Tuesday and Wednesday the breast health education continued, with Paula Delpech taking the lead. During these two days, the Lay Community Health Workers began to work with breast models, which allows them to visualize clearly lumps and actually locate these abnormalities. A video was also introduced to facilitate training. Palpitation, the word used to describe the physical inspection of the breasts, was prominent at this juncture.
Discussions were held on the symptoms of breast cancer, barriers to screening, and adopting a healthy lifestyle. The symptoms discussed included a lump or thickening in the breast, a change in size, and discharge from the nipple, while the lifestyle factors mentioned relate to smoking, proper diet, and exercise.
This part of the training is definitely the most challenging and sensitive. The health workers, however, seemed focused and intent on learning how to train women to perform breast self-examinations. Toward the end of this segment, the emphasis shifted to documenting the results of exams. For example, they were instructed on how to describe the location, size, and texture of an abnormality. Stress was placed on noticing and documenting any changes in the breasts.
Tomorrow, in the morning, classroom instruction continues. In the afternoon more home visits are scheduled. These visitations are exciting and very productive.
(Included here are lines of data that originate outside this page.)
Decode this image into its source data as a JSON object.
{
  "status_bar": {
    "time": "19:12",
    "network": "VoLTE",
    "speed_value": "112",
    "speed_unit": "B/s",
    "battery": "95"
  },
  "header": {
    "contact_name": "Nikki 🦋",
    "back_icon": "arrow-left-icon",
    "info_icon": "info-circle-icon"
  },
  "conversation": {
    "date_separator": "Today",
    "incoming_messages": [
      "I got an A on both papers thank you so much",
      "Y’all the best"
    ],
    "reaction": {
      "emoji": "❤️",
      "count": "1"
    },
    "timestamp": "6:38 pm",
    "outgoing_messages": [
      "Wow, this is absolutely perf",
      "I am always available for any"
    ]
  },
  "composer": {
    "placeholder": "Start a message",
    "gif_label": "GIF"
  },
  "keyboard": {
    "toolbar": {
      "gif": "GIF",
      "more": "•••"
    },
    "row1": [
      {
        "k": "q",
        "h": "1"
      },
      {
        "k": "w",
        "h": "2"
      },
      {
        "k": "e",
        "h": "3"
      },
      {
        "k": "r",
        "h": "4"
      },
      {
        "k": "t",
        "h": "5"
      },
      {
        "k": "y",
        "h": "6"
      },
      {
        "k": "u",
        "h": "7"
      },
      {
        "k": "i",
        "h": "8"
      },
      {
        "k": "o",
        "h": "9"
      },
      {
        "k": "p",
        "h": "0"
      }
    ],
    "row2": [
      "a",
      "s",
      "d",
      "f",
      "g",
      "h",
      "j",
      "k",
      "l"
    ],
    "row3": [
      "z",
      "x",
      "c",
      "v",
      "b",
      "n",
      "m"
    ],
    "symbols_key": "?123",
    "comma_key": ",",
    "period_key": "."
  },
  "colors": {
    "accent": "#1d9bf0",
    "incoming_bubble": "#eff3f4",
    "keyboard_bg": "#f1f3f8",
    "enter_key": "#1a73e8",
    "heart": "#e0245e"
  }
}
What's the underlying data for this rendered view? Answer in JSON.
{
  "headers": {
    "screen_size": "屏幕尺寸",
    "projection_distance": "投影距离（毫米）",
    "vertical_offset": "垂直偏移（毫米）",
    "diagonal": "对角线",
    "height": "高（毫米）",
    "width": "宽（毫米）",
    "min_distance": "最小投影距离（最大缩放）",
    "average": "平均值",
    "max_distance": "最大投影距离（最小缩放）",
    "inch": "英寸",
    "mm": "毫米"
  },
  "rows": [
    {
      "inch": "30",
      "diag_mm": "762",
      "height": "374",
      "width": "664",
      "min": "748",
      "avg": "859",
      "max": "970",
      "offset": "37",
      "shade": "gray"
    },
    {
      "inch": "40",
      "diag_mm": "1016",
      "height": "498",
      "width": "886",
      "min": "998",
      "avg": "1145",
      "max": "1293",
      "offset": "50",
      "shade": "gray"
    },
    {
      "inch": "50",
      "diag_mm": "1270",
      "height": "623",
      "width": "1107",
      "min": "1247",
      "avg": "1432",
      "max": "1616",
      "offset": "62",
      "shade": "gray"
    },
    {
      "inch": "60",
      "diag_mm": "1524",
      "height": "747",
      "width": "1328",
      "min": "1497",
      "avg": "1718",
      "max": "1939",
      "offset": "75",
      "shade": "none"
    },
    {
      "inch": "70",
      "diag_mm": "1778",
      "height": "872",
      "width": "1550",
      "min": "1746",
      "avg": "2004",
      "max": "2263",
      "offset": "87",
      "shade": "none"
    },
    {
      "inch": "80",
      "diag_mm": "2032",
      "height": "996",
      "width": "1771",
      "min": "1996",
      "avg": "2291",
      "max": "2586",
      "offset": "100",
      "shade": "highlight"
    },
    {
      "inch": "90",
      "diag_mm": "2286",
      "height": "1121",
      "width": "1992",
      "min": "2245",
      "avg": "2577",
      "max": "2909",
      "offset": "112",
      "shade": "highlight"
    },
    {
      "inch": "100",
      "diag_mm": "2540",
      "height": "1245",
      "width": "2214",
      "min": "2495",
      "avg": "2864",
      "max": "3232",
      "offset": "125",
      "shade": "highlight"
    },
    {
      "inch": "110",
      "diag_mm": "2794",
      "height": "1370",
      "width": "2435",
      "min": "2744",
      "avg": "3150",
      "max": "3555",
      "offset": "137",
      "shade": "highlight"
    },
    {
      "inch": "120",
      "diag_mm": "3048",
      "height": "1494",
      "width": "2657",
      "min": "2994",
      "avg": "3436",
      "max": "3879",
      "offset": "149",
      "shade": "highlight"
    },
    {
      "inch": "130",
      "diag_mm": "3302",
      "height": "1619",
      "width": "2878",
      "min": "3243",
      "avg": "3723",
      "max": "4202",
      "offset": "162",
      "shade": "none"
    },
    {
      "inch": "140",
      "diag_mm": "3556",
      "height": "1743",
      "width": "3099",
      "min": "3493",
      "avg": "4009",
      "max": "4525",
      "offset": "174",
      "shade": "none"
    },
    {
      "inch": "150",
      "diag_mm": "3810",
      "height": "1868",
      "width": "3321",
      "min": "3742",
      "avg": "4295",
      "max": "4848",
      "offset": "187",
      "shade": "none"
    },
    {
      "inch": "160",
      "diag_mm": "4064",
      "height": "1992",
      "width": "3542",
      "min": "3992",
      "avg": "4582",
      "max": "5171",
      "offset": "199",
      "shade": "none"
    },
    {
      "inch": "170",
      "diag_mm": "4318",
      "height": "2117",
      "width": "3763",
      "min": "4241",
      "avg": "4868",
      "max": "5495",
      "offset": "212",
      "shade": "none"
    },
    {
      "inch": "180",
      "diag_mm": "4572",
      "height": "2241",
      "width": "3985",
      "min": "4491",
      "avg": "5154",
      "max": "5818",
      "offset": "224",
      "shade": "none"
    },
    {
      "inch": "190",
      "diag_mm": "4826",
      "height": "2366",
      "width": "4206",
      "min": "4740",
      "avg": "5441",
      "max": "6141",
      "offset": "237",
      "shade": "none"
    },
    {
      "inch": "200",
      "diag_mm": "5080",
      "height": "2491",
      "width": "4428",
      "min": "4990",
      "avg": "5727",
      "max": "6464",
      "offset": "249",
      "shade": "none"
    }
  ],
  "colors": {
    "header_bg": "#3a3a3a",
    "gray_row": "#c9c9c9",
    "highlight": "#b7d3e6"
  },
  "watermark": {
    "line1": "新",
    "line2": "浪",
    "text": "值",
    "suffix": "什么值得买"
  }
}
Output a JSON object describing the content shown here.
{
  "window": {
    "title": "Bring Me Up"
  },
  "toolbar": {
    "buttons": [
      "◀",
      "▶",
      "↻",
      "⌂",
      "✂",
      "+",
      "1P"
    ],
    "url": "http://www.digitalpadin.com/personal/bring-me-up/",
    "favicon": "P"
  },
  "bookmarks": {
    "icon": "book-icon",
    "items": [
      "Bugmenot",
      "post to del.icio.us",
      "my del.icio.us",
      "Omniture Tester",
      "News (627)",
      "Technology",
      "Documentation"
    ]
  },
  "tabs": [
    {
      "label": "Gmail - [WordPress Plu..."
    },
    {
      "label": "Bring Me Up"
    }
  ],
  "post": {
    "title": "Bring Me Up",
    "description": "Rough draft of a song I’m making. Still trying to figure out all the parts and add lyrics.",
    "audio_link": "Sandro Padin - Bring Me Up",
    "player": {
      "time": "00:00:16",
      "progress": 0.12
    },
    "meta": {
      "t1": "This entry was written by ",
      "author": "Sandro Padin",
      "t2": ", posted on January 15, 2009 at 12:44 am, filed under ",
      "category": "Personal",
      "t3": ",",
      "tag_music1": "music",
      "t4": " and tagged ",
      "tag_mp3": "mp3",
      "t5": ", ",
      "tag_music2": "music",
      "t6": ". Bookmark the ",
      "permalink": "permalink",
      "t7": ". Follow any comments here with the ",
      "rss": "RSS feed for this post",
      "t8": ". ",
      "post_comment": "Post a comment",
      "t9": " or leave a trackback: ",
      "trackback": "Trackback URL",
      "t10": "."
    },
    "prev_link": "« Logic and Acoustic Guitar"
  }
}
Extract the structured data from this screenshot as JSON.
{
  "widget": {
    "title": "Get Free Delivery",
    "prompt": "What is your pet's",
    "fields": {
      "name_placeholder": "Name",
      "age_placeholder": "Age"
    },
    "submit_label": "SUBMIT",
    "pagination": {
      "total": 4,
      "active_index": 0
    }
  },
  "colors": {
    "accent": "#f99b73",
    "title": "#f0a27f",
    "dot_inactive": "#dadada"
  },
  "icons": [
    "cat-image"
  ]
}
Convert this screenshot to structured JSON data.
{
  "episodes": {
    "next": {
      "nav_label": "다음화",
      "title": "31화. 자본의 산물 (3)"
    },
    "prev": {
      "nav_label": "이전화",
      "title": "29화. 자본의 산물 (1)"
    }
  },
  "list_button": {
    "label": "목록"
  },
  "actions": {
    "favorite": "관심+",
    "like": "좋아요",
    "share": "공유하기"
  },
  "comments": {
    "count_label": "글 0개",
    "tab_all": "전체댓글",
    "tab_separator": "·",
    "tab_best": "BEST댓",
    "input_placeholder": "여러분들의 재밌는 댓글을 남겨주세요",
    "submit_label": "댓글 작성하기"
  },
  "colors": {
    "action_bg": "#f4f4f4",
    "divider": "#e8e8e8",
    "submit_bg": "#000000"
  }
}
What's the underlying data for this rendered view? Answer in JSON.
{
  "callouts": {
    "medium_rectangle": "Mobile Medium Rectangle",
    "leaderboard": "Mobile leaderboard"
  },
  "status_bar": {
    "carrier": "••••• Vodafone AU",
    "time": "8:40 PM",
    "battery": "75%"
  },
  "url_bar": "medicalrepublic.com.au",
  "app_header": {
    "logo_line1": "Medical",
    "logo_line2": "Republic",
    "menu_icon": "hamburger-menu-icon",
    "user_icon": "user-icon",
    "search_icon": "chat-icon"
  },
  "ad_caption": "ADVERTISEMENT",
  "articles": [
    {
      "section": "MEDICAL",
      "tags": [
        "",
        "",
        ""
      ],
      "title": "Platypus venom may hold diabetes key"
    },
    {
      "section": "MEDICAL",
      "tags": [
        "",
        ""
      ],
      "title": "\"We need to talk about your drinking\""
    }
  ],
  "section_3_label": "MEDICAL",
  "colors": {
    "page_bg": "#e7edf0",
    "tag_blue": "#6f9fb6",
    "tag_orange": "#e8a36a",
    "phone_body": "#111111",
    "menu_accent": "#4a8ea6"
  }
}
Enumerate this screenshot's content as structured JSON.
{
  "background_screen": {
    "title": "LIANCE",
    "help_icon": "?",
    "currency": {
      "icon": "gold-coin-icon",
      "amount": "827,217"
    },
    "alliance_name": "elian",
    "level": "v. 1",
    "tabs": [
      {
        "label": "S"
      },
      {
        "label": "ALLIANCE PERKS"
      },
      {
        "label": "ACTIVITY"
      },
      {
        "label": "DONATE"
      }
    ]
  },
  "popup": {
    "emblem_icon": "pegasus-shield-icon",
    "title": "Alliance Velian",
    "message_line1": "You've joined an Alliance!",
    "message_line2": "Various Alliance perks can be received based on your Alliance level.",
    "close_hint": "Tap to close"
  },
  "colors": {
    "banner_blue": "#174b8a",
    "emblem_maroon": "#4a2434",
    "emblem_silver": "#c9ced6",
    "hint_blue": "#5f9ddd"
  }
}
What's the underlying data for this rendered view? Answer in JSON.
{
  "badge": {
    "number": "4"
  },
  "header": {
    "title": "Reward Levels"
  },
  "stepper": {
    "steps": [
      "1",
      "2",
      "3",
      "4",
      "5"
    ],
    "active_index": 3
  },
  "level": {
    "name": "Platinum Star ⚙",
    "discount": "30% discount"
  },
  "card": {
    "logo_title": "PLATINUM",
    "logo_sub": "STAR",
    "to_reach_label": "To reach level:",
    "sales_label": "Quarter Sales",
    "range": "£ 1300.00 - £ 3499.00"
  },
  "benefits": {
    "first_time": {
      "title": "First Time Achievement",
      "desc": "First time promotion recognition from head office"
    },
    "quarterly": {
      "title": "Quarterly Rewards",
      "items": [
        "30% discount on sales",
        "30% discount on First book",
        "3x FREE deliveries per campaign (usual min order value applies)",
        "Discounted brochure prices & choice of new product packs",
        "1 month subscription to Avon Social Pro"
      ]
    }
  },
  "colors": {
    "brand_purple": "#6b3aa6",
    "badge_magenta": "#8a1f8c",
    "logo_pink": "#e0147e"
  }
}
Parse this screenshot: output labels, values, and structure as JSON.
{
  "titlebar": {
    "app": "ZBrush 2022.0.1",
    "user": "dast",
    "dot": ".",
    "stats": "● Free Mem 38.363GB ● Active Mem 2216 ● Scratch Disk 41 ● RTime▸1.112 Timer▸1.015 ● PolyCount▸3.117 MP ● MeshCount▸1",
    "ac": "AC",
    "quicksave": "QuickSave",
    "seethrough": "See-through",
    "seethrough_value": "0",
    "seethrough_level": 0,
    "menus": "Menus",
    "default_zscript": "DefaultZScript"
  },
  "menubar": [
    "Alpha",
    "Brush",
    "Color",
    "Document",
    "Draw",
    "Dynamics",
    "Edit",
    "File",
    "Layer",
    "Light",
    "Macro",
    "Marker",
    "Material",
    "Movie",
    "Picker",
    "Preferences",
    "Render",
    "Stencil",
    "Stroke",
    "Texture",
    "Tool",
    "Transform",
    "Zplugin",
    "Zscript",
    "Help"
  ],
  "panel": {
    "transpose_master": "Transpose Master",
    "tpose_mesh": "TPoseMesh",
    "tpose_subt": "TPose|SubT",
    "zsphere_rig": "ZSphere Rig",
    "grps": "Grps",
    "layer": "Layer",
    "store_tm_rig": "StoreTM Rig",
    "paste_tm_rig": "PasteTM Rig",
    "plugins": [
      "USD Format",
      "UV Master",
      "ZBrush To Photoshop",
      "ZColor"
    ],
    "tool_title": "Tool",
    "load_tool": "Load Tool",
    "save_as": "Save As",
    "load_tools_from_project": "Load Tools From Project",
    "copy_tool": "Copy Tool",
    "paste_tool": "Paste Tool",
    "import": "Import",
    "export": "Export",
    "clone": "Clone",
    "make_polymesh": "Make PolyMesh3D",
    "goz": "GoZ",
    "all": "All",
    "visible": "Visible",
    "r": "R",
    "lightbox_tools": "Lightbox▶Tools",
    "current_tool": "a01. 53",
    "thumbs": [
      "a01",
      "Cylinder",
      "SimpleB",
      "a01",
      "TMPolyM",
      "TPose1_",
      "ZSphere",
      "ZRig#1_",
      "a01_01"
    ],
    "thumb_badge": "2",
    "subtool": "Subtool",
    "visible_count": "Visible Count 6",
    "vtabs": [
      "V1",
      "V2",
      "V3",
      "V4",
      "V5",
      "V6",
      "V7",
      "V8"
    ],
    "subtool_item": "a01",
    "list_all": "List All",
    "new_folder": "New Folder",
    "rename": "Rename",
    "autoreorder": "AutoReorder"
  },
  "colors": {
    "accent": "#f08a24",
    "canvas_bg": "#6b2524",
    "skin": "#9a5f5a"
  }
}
After all, the more visible a health worker is in the community, the stronger the bonds that are developed.